- Bolt Hold Open: The AK also does not lock open after the last shot is fired. You have to insert a new magazine and rack the charging handle.
- Sights: Standard AR peep sights are also much easier to use than the AK’s sights.
Reliability & Maintenance
Here, the AK is the clear winner.
AR-15’s have a reputation of being a little finicky in harsh environments, or if not properly cleaned, oiled, and maintained.
The AK will always go bang when needed.
However, when you do take care of your AR-15, I have found them to work flawlessly.
There’s tons of AK torture tests on YouTube, but this one takes the cake. Here is an AK buried in the ground for 18 years being revived with a can of motor oil.
AK’s can be found for around $500 and up while AR’s start around $800 and up. Of course, the manufacture’s quality can vary for both.
Cost of ammunition is also a big factor with the AK winning with the availability of military surplus ammunition which rings in at about 20 cents a round.
AR cartridges are around 30-40 cents a round.
For comparisons and recommendations, check out our Best Places to Buy Ammo Online.
A lot of AR-15’s come with rails that let you have an endless possibility of accessories such as bipods, lights, and optics.
Almost everything you see can be customized such as the pistol grips and buttstocks.
Just be sure not to go overboard…You’ll see this referred to with either mild disgust or pride as being “tacticool.”
Ready to upgrade? Check out our Ultimate Guide to Upgrading the AR-15.
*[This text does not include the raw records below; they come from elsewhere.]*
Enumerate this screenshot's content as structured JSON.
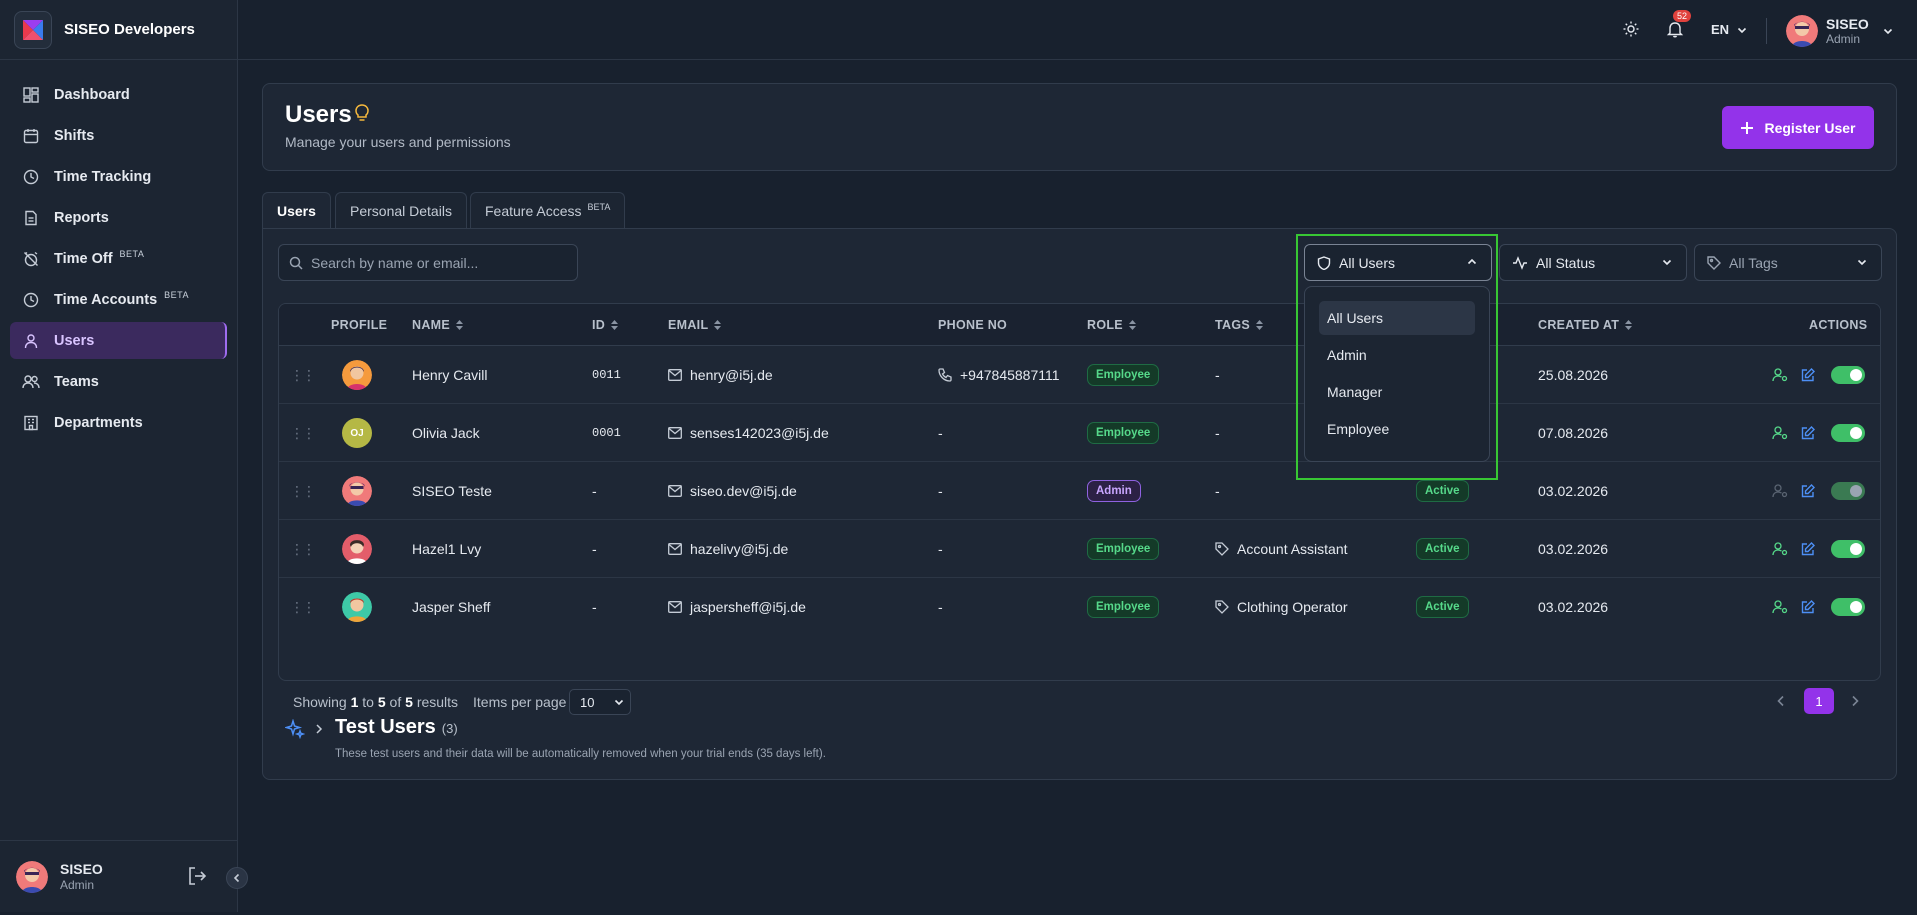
{
  "app": {
    "name": "SISEO Developers"
  },
  "sidebar": {
    "items": [
      {
        "label": "Dashboard",
        "icon": "grid-icon"
      },
      {
        "label": "Shifts",
        "icon": "calendar-icon"
      },
      {
        "label": "Time Tracking",
        "icon": "clock-icon"
      },
      {
        "label": "Reports",
        "icon": "file-icon"
      },
      {
        "label": "Time Off",
        "badge": "BETA",
        "icon": "alarm-off-icon"
      },
      {
        "label": "Time Accounts",
        "badge": "BETA",
        "icon": "clock-icon"
      },
      {
        "label": "Users",
        "icon": "user-icon",
        "active": true
      },
      {
        "label": "Teams",
        "icon": "users-icon"
      },
      {
        "label": "Departments",
        "icon": "building-icon"
      }
    ],
    "footer": {
      "name": "SISEO",
      "role": "Admin"
    }
  },
  "topbar": {
    "notifications": "52",
    "language": "EN",
    "user": {
      "name": "SISEO",
      "role": "Admin"
    }
  },
  "header": {
    "title": "Users",
    "subtitle": "Manage your users and permissions",
    "register_label": "Register User"
  },
  "tabs": [
    {
      "label": "Users",
      "active": true
    },
    {
      "label": "Personal Details"
    },
    {
      "label": "Feature Access",
      "badge": "BETA"
    }
  ],
  "filters": {
    "search_placeholder": "Search by name or email...",
    "role": "All Users",
    "status": "All Status",
    "tags": "All Tags"
  },
  "role_dropdown": {
    "options": [
      "All Users",
      "Admin",
      "Manager",
      "Employee"
    ],
    "selected": "All Users"
  },
  "table": {
    "columns": {
      "profile": "PROFILE",
      "name": "NAME",
      "id": "ID",
      "email": "EMAIL",
      "phone": "PHONE NO",
      "role": "ROLE",
      "tags": "TAGS",
      "created": "CREATED AT",
      "actions": "ACTIONS"
    },
    "rows": [
      {
        "name": "Henry Cavill",
        "id": "0011",
        "email": "henry@i5j.de",
        "phone": "+947845887111",
        "role": "Employee",
        "tags": "-",
        "status": "",
        "created": "25.08.2026"
      },
      {
        "name": "Olivia Jack",
        "initials": "OJ",
        "id": "0001",
        "email": "senses142023@i5j.de",
        "phone": "-",
        "role": "Employee",
        "tags": "-",
        "status": "",
        "created": "07.08.2026"
      },
      {
        "name": "SISEO Teste",
        "id": "-",
        "email": "siseo.dev@i5j.de",
        "phone": "-",
        "role": "Admin",
        "tags": "-",
        "status": "Active",
        "created": "03.02.2026"
      },
      {
        "name": "Hazel1 Lvy",
        "id": "-",
        "email": "hazelivy@i5j.de",
        "phone": "-",
        "role": "Employee",
        "tags": "Account Assistant",
        "status": "Active",
        "created": "03.02.2026"
      },
      {
        "name": "Jasper Sheff",
        "id": "-",
        "email": "jaspersheff@i5j.de",
        "phone": "-",
        "role": "Employee",
        "tags": "Clothing Operator",
        "status": "Active",
        "created": "03.02.2026"
      }
    ]
  },
  "pagination": {
    "showing": "Showing",
    "from": "1",
    "to_word": "to",
    "to": "5",
    "of_word": "of",
    "total": "5",
    "results": "results",
    "items_per_page_label": "Items per page",
    "items_per_page": "10",
    "current_page": "1"
  },
  "test_users": {
    "title": "Test Users",
    "count": "(3)",
    "description": "These test users and their data will be automatically removed when your trial ends (35 days left)."
  },
  "colors": {
    "accent": "#9333ea",
    "active_green": "#56d98a",
    "highlight": "#38c734"
  }
}
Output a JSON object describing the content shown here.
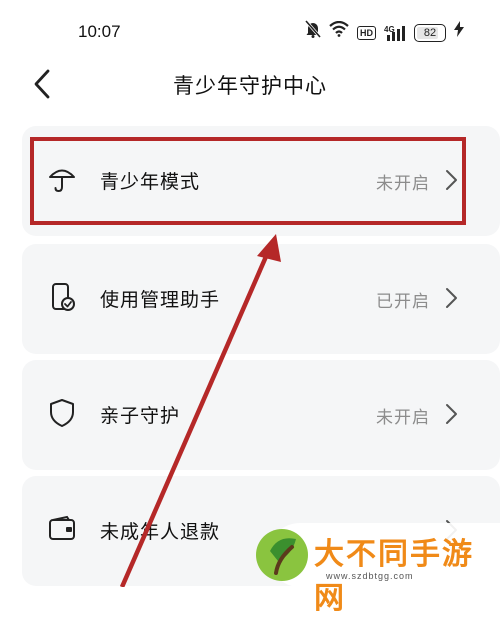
{
  "status_bar": {
    "time": "10:07",
    "icons": [
      "mute-icon",
      "wifi-icon",
      "hd-icon",
      "signal-4g-icon",
      "battery-icon",
      "charging-icon"
    ],
    "hd": "HD",
    "network": "4G",
    "battery": "82",
    "battery_level": 0.82
  },
  "header": {
    "title": "青少年守护中心",
    "back_icon": "chevron-left-icon"
  },
  "menu": [
    {
      "label": "青少年模式",
      "status": "未开启",
      "icon": "umbrella-icon"
    },
    {
      "label": "使用管理助手",
      "status": "已开启",
      "icon": "phone-check-icon"
    },
    {
      "label": "亲子守护",
      "status": "未开启",
      "icon": "shield-icon"
    },
    {
      "label": "未成年人退款",
      "status": "",
      "icon": "wallet-icon"
    }
  ],
  "annotation": {
    "color": "#b52828"
  },
  "watermark": {
    "title": "大不同手游网",
    "url": "www.szdbtgg.com"
  }
}
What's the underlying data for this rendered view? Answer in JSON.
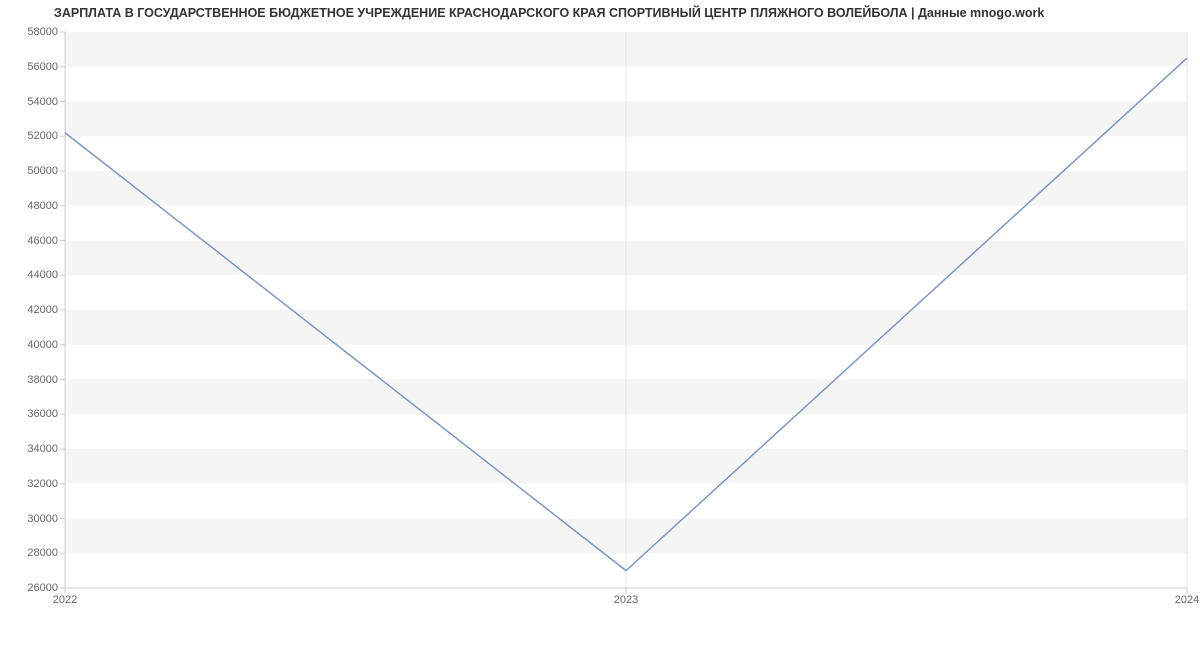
{
  "chart_data": {
    "type": "line",
    "title": "ЗАРПЛАТА В ГОСУДАРСТВЕННОЕ БЮДЖЕТНОЕ УЧРЕЖДЕНИЕ КРАСНОДАРСКОГО КРАЯ СПОРТИВНЫЙ ЦЕНТР ПЛЯЖНОГО ВОЛЕЙБОЛА | Данные mnogo.work",
    "x": [
      "2022",
      "2023",
      "2024"
    ],
    "values": [
      52200,
      27000,
      56500
    ],
    "xlabel": "",
    "ylabel": "",
    "ylim": [
      26000,
      58000
    ],
    "y_ticks": [
      26000,
      28000,
      30000,
      32000,
      34000,
      36000,
      38000,
      40000,
      42000,
      44000,
      46000,
      48000,
      50000,
      52000,
      54000,
      56000,
      58000
    ],
    "colors": {
      "line": "#7B97C6",
      "band": "#f5f5f5",
      "axis": "#cccccc"
    }
  }
}
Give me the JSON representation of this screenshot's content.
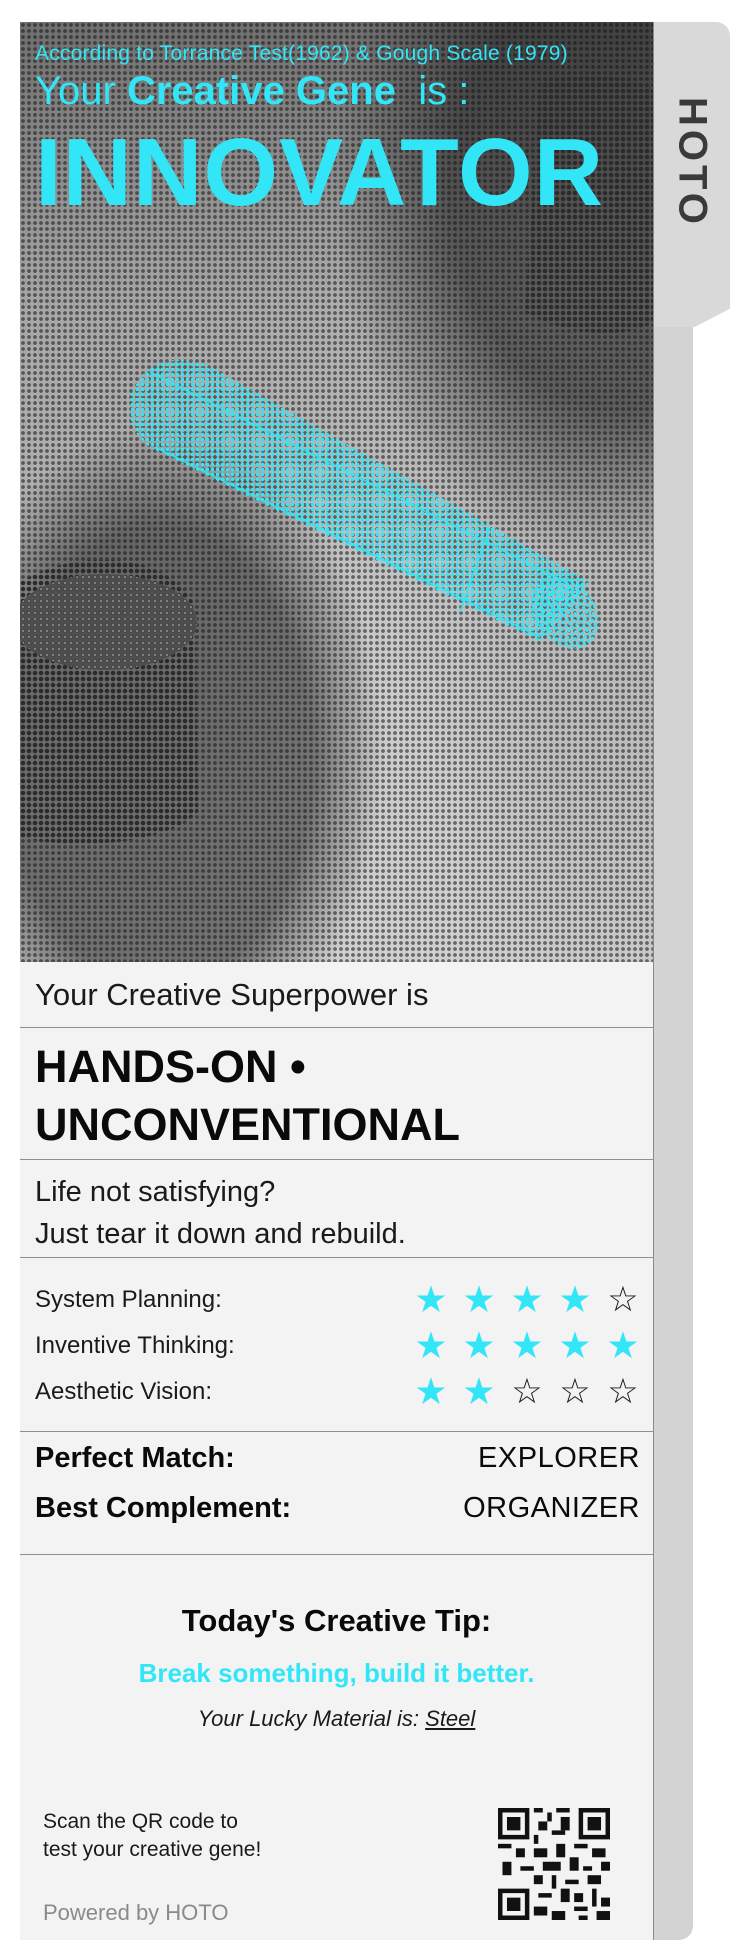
{
  "side_tab": {
    "brand": "HOTO"
  },
  "hero": {
    "subtitle": "According to Torrance Test(1962) & Gough Scale (1979)",
    "line_prefix": "Your ",
    "line_bold": "Creative Gene",
    "line_suffix": "  is :",
    "gene_type": "INNOVATOR"
  },
  "superpower": {
    "label": "Your Creative Superpower is",
    "value": "HANDS-ON • UNCONVENTIONAL"
  },
  "tagline": {
    "line1": "Life not satisfying?",
    "line2": "Just tear it down and rebuild."
  },
  "ratings": [
    {
      "label": "System Planning:",
      "stars": 4,
      "max": 5
    },
    {
      "label": "Inventive Thinking:",
      "stars": 5,
      "max": 5
    },
    {
      "label": "Aesthetic Vision:",
      "stars": 2,
      "max": 5
    }
  ],
  "matches": {
    "perfect_label": "Perfect Match:",
    "perfect_value": "EXPLORER",
    "complement_label": "Best Complement:",
    "complement_value": "ORGANIZER"
  },
  "tip": {
    "title": "Today's Creative Tip:",
    "body": "Break something, build it better.",
    "lucky_prefix": "Your Lucky Material is: ",
    "lucky_material": "Steel"
  },
  "footer": {
    "scan_line1": "Scan the QR code to",
    "scan_line2": "test your creative gene!",
    "powered_by": "Powered by HOTO"
  },
  "colors": {
    "accent": "#32e6f7",
    "text": "#0a0a0a",
    "card_bg": "#f3f3f3",
    "tab_bg": "#d9d9d9",
    "muted": "#8a8a8a"
  },
  "icons": {
    "rating_on": "star-filled-icon",
    "rating_off": "star-outline-icon",
    "qr": "qr-code-icon"
  }
}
AK’s have a harder time with accessories but there are mounts that allow optics to be placed above the dustcover, as well as gas tube replacements that allow rails up front.
Our recommendations of AR-15 models will be coming up soon, but here are some various manufacturers with different price points. For some in-depth help, check out our guide How to Choose Your First AR-15.
AK in-depth recommendations are coming, but here are a couple popular AK variants with different price points.
I have a couple AR-15’s and AK-47’s and my conclusion for a first gun depends on your end use.
If you’re looking for a soft recoiling accurate gun that you can spend time thinking how to upgrade and even use for competition, get the AR-15.
If you just want to have one gun that will always keep running, get the AK-47.
Or just get both!
We have collected ALL our articles on the AR-15 here…the Definitive AR-15 Guide.
Here you’ll see a lot of the manipulations and gripes that I have above.
What did you end up choosing?